One of the never-ending challenges associated with designing the Office 12 UI is managing screen real-estate.  One of the tenets of our design is to leave as much room as possible to work with the document.  On the other hand, there are always more and more features competing for space, trying to infringe on the document space from all sides.

Some days I feel like our main job is playing "defender of the pixels."  Trying to find ways to avoid having features take up unnecessary space that you'll never get back.  Everyone wants their feature to be more prominent, but if every feature is prominent you end up with a pile of undifferentiated junk.  On the other hand, if you find the right home for each feature, you end up satisfying your discoverability criteria without upsetting the balance between UI and document.

Here's an example.  I keep my car keys in a prominent place in my house, near the door.  If I don't, I risk losing them and not being able to drive the car.  I use the keys multiple times every day, so having them out in the open is crucial and efficient.

Tucked away in a drawer in my kitchen are a bunch of new AA batteries.  Whenever a device runs out of batteries, I go to the drawer and get the batteries I need.  The batteries are far less prominent than the car keys, but I can find and use them just as easily.  Drawers let me keep objects organized so that they are always there when I need them.

Now, let's assume that I promoted every object in my house to the level of prominence of my car keys.  My living room would now be piled to the ceiling with holiday decorations, playing cards, vegetable peelers, floppy disks, magazines, remote controls, taco seasoning packets, trombone mutes, and a thousand other things.  Everything in my house would now be "more prominent", yet nothing would be easy to find.  And worse, there would be nowhere to walk around anymore.

We've been given an opportunity to start over in Office 12 and correct some of the priority inversions that have been inflicted on the product in the past.  Yet, a key design challenge remains convincing people that every feature doesn't have to be front-and-center in order to be discoverable or usable.  And it's a vicious cycle: once you artificially inflate the prominence of one command, it contributes to the clutter which requires you to promote another command to compete with it.  Pretty soon, your design is out of control.

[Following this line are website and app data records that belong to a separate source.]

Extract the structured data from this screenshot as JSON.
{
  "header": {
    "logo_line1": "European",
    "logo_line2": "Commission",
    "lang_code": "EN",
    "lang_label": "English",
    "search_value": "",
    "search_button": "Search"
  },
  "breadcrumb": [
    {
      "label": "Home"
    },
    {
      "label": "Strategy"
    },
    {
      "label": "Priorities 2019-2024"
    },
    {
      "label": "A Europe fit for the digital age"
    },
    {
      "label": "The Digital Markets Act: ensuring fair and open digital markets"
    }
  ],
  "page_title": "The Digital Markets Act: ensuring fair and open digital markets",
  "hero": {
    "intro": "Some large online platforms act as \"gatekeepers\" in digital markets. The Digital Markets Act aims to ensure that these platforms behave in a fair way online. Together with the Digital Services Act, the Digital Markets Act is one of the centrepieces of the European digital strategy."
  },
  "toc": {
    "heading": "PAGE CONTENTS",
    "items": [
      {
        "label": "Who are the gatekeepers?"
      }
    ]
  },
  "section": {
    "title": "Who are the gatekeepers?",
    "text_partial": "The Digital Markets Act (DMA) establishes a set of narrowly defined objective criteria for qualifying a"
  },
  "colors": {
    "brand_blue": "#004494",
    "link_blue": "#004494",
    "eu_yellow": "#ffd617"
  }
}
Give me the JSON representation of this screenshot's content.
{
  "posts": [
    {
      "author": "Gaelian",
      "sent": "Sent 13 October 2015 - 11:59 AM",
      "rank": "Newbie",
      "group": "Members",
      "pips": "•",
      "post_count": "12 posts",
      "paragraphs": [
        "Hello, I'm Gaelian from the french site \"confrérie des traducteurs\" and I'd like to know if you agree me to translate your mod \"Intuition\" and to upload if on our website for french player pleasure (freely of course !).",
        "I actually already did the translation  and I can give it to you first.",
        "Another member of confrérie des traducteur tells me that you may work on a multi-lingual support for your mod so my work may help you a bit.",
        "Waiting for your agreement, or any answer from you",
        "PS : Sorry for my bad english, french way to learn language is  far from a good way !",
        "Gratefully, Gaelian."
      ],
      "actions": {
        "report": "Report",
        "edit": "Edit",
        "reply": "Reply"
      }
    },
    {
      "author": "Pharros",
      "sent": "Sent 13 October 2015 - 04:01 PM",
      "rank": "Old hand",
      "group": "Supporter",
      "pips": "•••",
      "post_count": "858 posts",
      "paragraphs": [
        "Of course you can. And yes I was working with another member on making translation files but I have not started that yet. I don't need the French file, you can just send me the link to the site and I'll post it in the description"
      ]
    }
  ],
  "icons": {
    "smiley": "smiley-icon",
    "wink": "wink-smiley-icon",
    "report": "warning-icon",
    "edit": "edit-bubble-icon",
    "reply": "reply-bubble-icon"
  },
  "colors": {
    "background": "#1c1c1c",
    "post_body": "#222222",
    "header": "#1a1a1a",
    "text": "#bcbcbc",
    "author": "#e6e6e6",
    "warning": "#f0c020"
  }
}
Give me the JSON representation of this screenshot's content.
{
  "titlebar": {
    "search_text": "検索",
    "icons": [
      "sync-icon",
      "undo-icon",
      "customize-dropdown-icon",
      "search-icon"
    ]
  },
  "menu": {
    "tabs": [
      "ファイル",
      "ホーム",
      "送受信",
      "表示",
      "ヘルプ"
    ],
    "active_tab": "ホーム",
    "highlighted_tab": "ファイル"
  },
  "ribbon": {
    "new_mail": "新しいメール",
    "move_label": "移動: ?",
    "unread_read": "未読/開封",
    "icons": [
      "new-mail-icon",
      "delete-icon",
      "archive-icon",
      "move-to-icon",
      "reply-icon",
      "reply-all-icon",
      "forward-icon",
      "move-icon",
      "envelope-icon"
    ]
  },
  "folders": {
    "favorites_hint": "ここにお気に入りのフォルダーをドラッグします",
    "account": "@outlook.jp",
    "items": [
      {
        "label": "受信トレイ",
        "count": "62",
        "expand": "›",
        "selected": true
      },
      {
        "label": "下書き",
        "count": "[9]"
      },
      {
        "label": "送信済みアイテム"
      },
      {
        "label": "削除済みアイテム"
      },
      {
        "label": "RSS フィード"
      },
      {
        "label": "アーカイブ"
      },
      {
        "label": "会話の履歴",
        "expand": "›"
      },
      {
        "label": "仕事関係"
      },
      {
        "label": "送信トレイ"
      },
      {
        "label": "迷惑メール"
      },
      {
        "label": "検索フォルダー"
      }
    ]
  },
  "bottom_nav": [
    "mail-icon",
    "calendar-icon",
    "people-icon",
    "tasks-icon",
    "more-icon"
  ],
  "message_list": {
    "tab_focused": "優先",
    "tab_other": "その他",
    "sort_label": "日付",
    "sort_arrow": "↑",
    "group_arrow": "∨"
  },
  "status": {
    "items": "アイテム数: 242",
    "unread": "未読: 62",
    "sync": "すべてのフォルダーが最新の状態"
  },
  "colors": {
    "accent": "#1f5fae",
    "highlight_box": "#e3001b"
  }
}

Screen real-estate should be the most highly-prized commodity; as a user interface designer, it's the only building material you have to work with.  And once it's gone, it's gone.

Fight interface squalor.